- Consumers with allergies will arguably be relieved of any responsibility to avoid food products labelled with potential allergenic presence.
It will become a natural consequence of the above for companies that do not wish to implement expensive testing regimes to simply declare that all of their food products contain all common allergens, whether there is any risk of them being present or not. This would further and unnecessarily limit food products that consumers with allergies could safely consume.
A key jurisdictional distinction
FoodLegal acknowledges that this is only a single enforcement action. However, the policy positions and legal interpretations taken by the Victorian Department of Health are consistent with their ongoing approach to allergen management, particularly where there has been an anaphylactic reaction.
This highly contentious, conservative and potentially damaging policy view has been taken only by the Victorian Department of Health, so far. The Victorian Department of Health only has jurisdiction over food businesses that are registered in Victoria, due to the Home Jurisdiction Rule. Whether a product is sold in Victoria or not is irrelevant; the key issue is where a food business is registered. The pressure to recall would likely not have been placed on our client if their business had been registered in another State or Territory, even if the anaphylactic reaction had occurred in Victoria.
Given the rise of allergies and the lack of responsibility being placed on consumers to manage their own allergies, food companies are likely to be forced to over-declare allergens to avoid costly (albeit unnecessary) consumer-level recalls.
Whenever there is an anaphylactic reaction, there will be considerable pressure on companies to recall unless the actual (and not potential) presence of the allergen is declared on the product label.
Any company should avoid use of the term “traces” (and instead use the VITAL “may be present” declaration) in their allergen declarations unless they are prepared to implement a testing regime. Even when prepared to implement a testing regime, companies should seek regulatory guidance as to what level they consider to be a “trace”.

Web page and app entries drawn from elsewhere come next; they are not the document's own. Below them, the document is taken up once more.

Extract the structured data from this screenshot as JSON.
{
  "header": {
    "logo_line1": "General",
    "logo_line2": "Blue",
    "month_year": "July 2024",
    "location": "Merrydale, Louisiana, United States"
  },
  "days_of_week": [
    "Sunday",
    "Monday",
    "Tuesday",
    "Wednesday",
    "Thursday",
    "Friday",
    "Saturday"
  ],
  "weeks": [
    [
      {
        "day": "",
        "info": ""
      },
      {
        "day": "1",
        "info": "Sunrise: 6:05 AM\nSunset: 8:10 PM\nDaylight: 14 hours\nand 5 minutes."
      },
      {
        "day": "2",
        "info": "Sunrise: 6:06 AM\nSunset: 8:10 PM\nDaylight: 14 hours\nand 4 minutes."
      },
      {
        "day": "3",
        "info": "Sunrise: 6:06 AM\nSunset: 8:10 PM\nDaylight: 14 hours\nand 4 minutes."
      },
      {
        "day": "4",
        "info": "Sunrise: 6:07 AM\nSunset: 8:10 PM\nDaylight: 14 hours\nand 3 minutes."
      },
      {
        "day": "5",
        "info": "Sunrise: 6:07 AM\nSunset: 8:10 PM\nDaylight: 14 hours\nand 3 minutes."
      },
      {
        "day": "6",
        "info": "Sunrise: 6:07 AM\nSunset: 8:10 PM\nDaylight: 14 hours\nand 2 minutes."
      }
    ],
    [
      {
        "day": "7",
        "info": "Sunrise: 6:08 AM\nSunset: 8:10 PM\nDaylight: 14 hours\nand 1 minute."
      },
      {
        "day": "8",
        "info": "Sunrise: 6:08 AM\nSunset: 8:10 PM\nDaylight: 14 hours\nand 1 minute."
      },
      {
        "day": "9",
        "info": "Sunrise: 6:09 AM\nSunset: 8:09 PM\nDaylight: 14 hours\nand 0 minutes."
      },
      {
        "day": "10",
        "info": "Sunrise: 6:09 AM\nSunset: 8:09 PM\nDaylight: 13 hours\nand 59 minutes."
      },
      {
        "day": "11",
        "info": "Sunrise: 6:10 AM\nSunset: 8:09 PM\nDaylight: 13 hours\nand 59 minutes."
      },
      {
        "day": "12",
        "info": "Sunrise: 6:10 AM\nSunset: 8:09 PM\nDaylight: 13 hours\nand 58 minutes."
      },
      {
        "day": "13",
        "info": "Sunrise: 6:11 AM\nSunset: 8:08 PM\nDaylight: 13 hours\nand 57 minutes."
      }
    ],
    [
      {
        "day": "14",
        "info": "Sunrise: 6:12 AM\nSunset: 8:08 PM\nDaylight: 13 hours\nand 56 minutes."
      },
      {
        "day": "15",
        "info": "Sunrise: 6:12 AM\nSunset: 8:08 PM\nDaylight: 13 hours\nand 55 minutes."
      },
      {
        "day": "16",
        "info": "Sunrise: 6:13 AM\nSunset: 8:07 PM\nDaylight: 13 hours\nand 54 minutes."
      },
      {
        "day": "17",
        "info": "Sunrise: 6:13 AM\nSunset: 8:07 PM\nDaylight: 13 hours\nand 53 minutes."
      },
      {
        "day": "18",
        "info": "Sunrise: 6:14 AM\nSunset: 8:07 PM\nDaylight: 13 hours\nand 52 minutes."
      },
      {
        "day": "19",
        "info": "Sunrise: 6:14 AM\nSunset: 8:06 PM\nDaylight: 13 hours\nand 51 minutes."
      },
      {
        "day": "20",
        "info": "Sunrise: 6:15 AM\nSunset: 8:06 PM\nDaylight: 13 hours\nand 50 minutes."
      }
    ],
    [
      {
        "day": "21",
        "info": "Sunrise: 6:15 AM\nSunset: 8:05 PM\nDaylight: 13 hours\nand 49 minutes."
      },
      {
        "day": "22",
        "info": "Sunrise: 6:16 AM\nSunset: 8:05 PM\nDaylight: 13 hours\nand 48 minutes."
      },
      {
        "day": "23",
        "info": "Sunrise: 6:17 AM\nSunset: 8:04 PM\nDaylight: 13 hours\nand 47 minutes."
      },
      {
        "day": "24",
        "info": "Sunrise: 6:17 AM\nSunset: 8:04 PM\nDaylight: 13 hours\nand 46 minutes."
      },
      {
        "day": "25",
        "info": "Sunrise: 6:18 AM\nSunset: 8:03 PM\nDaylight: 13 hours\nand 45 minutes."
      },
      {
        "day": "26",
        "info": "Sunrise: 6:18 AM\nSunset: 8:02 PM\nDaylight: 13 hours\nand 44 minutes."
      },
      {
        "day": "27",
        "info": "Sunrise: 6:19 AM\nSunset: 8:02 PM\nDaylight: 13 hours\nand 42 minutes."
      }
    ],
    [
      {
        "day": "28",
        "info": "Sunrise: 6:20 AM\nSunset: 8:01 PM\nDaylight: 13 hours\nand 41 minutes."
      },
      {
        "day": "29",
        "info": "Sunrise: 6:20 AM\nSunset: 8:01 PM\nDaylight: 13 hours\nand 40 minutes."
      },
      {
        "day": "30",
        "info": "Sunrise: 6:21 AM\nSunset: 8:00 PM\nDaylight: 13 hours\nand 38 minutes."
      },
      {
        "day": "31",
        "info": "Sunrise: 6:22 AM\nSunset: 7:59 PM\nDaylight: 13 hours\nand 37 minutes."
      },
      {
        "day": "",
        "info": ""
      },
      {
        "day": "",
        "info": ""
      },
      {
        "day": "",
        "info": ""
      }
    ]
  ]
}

This is general information rather than legal advice and is current as of 10 Dec 2018. We therefore recommend you seek legal advice for your particular circumstances if you want to rely on advice or information to be a basis for any commercial decision-making by you or your business.